West Palm Beach attorney Jami Huber is representing relatives of the late Clara Anna Claitor in a lawsuit filed in Osceola County challenging Claitor’s revised trust, which was prepared with the help of a Florida attorney, Superior Court President Judge Susan Peikes Gantman wrote in a nonprecedential Oct. 23 opinion

The change altered a trust originally prepared by Pennsylvania attorney Susan Noonan and cut out Huber’s clients in favor of making Claitor’s great-niece, Karen Nannette Woods, the sole beneficiary.

For the Florida action, Huber subpoenaed Claitor’s estate file from Noonan, but Noonan argued the documents were privileged and filed a motion to quash the subpoena or get a protective order in the Lehigh County Court of Common Pleas.

Huber of The Law Firm of Jami L. Huber asked the trial court to apply Florida law, which has a “testamentary exception” to attorney-client privilege that would make the documents sought discoverable.

Ultimately, Judge J. Brian Johnson largely sided with Huber, granting Noonan’s motion only to the extent that the subpoena requested ”opinion work product,” Gantman said.

Johnson found an actual conflict between Florida law and Pennsylvania law, which does not have a testamentary exception. He also determined Florida had “the largest interest in the outcome of the underlying litigation.”

“Florida is where the underlying litigation is pending; Florida is where the defendants in that litigation reside; Florida is the situs of the trusts at issue in the underlying litigation; and the circuit court in and for Osceola County, Florida, probate division is where the ultimate outcome of the underlying case will be decided,” Johnson noted.

On appeal, Noonan argued Pennsylvania law should apply because Pennsylvania has the greater policy interest in applying its attorney-client privilege.

But Gantman, joined by Judges Lillian Harris Ransom and Maria McLaughlin, disagreed, finding the dispute was governed by Florida law.

“We agree a conflict exists between Florida and Pennsylvania law on this privilege and approve of the trial court’s choice of law analysis,” Gantman said. “Pennsylvania is not the forum state for that litigation, and Florida has the principal interest in its resolution.
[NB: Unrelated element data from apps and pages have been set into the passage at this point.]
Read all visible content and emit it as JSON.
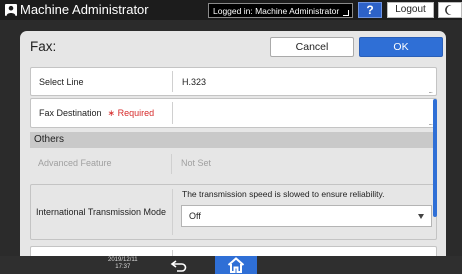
{
  "topbar": {
    "user_name": "Machine Administrator",
    "login_status": "Logged in: Machine Administrator",
    "help_label": "?",
    "logout_label": "Logout",
    "icons": [
      "user-icon",
      "moon-icon"
    ]
  },
  "dialog": {
    "title": "Fax",
    "cancel_label": "Cancel",
    "ok_label": "OK"
  },
  "rows": {
    "select_line": {
      "label": "Select Line",
      "value": "H.323"
    },
    "fax_destination": {
      "label": "Fax Destination",
      "required": "∗ Required",
      "value": ""
    }
  },
  "section": {
    "title": "Others"
  },
  "advanced": {
    "label": "Advanced Feature",
    "value": "Not Set"
  },
  "international": {
    "label": "International Transmission Mode",
    "note": "The transmission speed is slowed to ensure reliability.",
    "selected": "Off"
  },
  "bottombar": {
    "datetime": "2019/12/11\n17:37",
    "icons": [
      "back-icon",
      "home-icon"
    ]
  },
  "colors": {
    "accent": "#2f6fd6",
    "required": "#d62b2b",
    "topbar": "#1c1c1c",
    "dialog_bg": "#e6e6e6"
  }
}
On the other hand, Pennsylvania has no interest in the outcome of the Florida case and is involved due only to a subpoena derivative of the Florida case.”
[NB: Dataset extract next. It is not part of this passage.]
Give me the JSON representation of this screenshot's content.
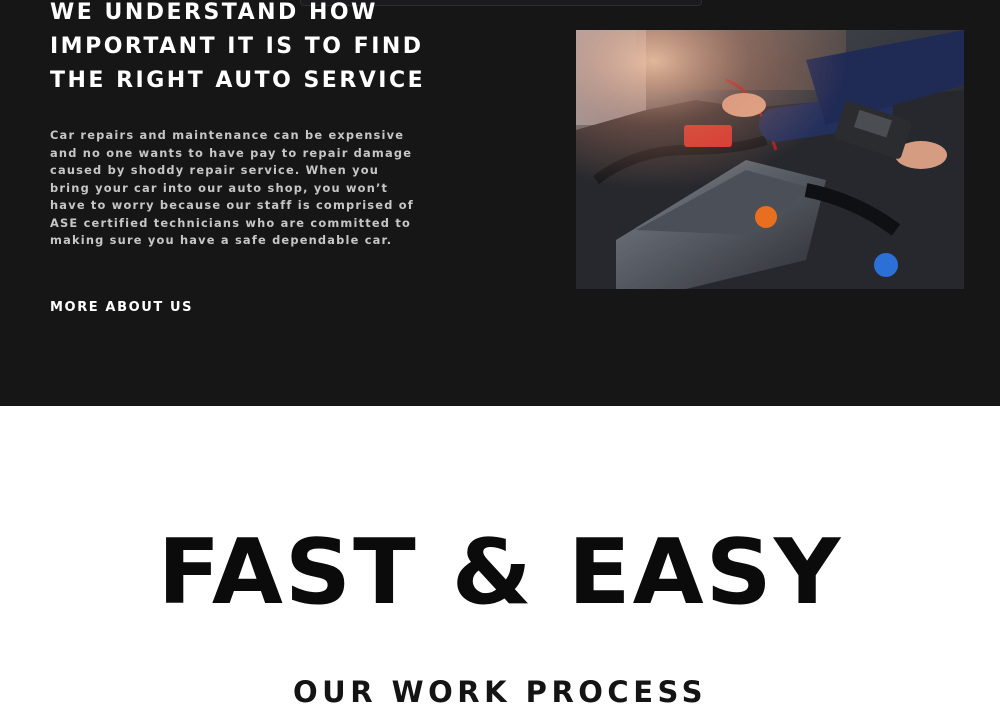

Counsel for Huber, Zachary Cohen of Lesavoy Butz & Seitz in Allentown, Pennsylvania, said he was pleased with the result but slightly disappointed the court didn’t use the case as an opportunity to adopt a testamentary exception in Pennsylvania.

Noonan’s attorney, Paul Troy of Kane, Pugh, Knoell, Troy & Kramer in Norristown, Pennsylvania, could not be reached for comment by deadline on Huber v. Noonan.